= Task description =
Would you please copy the entries exactly, leaving every picture aside?

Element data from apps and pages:
·····
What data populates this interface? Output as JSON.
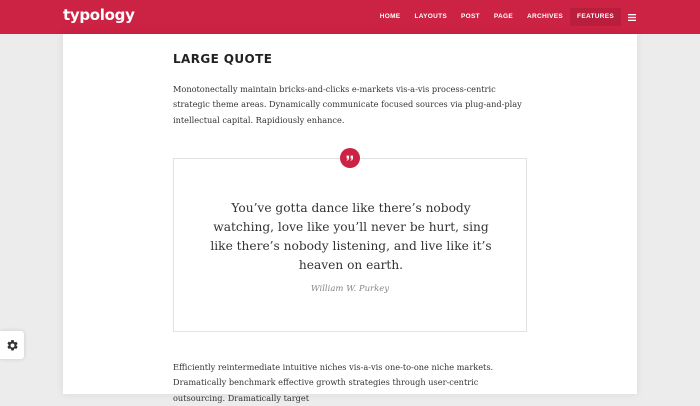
{
  "brand": {
    "logo": "typology",
    "accent": "#cc2244"
  },
  "nav": {
    "items": [
      {
        "label": "HOME"
      },
      {
        "label": "LAYOUTS"
      },
      {
        "label": "POST"
      },
      {
        "label": "PAGE"
      },
      {
        "label": "ARCHIVES"
      },
      {
        "label": "FEATURES",
        "active": true
      }
    ],
    "menu_icon": "hamburger-icon"
  },
  "article": {
    "title": "LARGE QUOTE",
    "intro": "Monotonectally maintain bricks-and-clicks e-markets vis-a-vis process-centric strategic theme areas. Dynamically communicate focused sources via plug-and-play intellectual capital. Rapidiously enhance.",
    "quote": {
      "icon": "quote-icon",
      "text": "You’ve gotta dance like there’s nobody watching, love like you’ll never be hurt, sing like there’s nobody listening, and live like it’s heaven on earth.",
      "author": "William W. Purkey"
    },
    "outro": "Efficiently reintermediate intuitive niches vis-a-vis one-to-one niche markets. Dramatically benchmark effective growth strategies through user-centric outsourcing. Dramatically target"
  },
  "settings": {
    "icon": "gear-icon"
  }
}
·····
= Solution for this problem =
What data populates this interface? Output as JSON.
{
  "brand": {
    "logo": "typology",
    "accent": "#cc2244"
  },
  "nav": {
    "items": [
      {
        "label": "HOME"
      },
      {
        "label": "LAYOUTS"
      },
      {
        "label": "POST"
      },
      {
        "label": "PAGE"
      },
      {
        "label": "ARCHIVES"
      },
      {
        "label": "FEATURES",
        "active": true
      }
    ],
    "menu_icon": "hamburger-icon"
  },
  "article": {
    "title": "LARGE QUOTE",
    "intro": "Monotonectally maintain bricks-and-clicks e-markets vis-a-vis process-centric strategic theme areas. Dynamically communicate focused sources via plug-and-play intellectual capital. Rapidiously enhance.",
    "quote": {
      "icon": "quote-icon",
      "text": "You’ve gotta dance like there’s nobody watching, love like you’ll never be hurt, sing like there’s nobody listening, and live like it’s heaven on earth.",
      "author": "William W. Purkey"
    },
    "outro": "Efficiently reintermediate intuitive niches vis-a-vis one-to-one niche markets. Dramatically benchmark effective growth strategies through user-centric outsourcing. Dramatically target"
  },
  "settings": {
    "icon": "gear-icon"
  }
}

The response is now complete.